may also be unsuccessful because of the existence of several means to
falsify antiques manuscripts.
Alessandro Vezzosi - currently the foremost authority on Leonardo in
Italy and also director of the Museo Ideale of Vinci - is sure of the
forgery - "To me the Ambrosiana's silence is a symptom of embarrassment
of having been had for more than 25 years".
Vezzosi will try to find a solution to this enigma on a trial web site
where everybody - scholars included - is free to support their theories
on the authenticity of the drawing.
"Because that drawing can not be attributed to Leonardo's hand,"
suggests Vezzosi, "and I'm sure of the honesty of the monks and of
Marinoni's professionalism, an alternative theory is that it might have

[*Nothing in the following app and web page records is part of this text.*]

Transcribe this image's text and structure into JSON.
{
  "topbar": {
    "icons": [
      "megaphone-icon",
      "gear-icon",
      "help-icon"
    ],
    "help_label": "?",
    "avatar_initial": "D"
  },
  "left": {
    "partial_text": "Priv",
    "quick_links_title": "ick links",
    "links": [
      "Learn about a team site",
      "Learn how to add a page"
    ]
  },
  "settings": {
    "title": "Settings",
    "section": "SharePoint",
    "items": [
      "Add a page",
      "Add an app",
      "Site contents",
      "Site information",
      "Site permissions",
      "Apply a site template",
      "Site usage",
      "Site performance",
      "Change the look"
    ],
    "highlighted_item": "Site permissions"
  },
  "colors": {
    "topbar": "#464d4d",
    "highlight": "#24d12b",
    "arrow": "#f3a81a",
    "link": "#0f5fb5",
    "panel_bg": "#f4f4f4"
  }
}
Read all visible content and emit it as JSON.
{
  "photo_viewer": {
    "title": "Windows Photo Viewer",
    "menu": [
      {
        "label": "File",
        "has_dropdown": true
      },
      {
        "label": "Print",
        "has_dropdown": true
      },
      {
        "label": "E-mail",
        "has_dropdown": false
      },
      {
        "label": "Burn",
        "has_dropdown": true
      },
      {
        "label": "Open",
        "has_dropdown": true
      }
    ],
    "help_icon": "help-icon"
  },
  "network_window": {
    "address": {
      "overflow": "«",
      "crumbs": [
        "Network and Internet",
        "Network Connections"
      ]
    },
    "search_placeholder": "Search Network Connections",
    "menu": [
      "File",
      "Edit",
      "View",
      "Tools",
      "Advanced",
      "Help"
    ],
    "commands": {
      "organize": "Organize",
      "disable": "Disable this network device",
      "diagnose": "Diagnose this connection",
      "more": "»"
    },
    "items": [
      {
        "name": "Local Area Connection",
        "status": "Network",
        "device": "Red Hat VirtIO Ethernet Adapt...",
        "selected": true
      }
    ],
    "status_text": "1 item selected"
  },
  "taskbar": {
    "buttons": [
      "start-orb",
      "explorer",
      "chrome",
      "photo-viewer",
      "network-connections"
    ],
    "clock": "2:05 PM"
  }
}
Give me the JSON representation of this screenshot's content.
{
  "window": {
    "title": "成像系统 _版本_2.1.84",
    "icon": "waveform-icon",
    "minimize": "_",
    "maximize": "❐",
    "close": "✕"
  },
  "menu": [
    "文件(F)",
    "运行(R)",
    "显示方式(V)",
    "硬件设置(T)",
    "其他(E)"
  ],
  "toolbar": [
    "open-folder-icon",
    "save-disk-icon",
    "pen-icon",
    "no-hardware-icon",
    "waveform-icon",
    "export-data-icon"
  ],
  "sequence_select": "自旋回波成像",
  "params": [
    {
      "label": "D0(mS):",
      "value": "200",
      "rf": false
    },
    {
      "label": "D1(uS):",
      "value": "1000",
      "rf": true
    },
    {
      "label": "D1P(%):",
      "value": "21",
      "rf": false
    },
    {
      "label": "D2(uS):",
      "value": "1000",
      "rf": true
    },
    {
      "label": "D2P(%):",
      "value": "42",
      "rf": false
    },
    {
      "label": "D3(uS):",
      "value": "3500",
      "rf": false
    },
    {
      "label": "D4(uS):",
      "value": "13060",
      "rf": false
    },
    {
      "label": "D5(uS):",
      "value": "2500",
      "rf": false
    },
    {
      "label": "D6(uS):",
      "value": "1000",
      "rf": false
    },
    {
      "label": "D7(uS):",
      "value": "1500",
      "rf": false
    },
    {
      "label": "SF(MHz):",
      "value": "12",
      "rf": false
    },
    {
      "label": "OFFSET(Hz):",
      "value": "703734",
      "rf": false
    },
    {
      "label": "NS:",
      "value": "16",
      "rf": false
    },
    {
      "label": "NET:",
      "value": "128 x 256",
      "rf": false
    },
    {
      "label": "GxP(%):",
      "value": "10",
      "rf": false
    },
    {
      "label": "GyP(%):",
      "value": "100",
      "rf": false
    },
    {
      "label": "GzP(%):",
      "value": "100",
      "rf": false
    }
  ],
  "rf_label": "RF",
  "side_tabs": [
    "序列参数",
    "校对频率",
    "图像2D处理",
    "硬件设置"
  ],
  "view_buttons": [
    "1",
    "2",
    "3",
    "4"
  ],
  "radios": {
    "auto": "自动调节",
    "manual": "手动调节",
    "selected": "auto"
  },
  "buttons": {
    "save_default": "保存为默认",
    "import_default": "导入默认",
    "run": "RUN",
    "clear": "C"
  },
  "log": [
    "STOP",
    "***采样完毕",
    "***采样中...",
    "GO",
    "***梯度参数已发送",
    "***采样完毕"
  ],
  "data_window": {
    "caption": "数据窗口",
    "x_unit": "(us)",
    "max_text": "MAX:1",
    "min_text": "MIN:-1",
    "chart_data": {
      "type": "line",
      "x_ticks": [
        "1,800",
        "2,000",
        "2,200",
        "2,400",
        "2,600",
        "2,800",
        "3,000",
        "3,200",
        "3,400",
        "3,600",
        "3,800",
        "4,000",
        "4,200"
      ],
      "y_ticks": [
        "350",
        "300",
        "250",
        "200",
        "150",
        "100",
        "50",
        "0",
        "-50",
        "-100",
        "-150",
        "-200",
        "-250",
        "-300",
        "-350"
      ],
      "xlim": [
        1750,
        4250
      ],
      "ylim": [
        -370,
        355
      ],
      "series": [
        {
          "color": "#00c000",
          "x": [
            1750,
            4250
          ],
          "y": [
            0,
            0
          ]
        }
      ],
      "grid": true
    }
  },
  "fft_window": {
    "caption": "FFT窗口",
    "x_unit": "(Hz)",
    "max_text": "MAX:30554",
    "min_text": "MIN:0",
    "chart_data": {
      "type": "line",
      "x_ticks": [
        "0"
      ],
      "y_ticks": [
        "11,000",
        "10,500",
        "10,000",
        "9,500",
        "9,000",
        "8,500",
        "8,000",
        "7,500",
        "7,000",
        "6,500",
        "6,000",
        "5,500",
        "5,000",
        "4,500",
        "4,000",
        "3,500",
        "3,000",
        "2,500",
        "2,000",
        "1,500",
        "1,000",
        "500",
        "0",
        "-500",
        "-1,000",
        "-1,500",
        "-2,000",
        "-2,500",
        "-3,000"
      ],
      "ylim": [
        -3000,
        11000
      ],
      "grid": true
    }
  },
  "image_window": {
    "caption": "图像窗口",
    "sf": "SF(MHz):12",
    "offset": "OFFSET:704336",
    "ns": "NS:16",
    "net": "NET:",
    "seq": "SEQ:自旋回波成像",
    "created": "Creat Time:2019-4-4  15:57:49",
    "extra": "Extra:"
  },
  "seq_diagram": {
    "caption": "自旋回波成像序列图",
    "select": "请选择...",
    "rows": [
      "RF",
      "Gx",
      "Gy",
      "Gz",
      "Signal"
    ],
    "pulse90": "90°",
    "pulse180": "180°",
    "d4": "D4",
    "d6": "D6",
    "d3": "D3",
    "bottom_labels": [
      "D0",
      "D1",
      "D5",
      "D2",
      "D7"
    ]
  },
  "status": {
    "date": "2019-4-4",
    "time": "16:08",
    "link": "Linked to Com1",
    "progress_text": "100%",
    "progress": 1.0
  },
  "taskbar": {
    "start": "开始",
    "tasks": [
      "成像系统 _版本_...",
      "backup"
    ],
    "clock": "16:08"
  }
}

been drawn when the codices were in France - 1797-1815 - under Napoleon's
orders, and when similar bicycles were actually around."
But Marinoni has always maintained that it was spurious that someone
would orchestrate such a prank - re-glue Leonardo's sheets and wait for
the monks' restoration, almost two centuries later. What for? And why
not publicise their "discovery" then?
"The importance given here to the 'bicycle question' derives only
from the groundless attacks of Professor Hans Erhard Lessing," comments
Rosa Marinoni, wife of the historian. "He declares that the bicycle
was invented by his compatriot, the Baron Drais von Sonnerbronn, in 1897
(a fact that no one disputes).
"The press has surely misconstrued Lessing's words. I'm sure he
never directly accused the monks or my husband of forgery. These absurd
fantasies need no comment; a serious scholar bases his assertions on real
evidence and tries, at least, to be coherent and consistent with himself.
These assertions are pure nonsense. They seriously offend the Laboratorio
di Restauro of Grottaferrata, the Biblioteca Ambrosiana of Milan, and,
in particular, the memory of my husband."
"What for? Fame? Money? An article in a special magazine or an interview
in a national paper? And maybe a book that collects all the half-truths
and suppositions that have taken from Da Vinci the honour of having been
the inventor of such an ingenious machine."
Simple speculations will not solve the riddle unless whoever has drawn
that sketch - dead or alive - shows up. But surely the refusal of the
Ambrosiana's director, Monsignor Gianfranco Ravasi, to answer simple and
harmless questions does not help.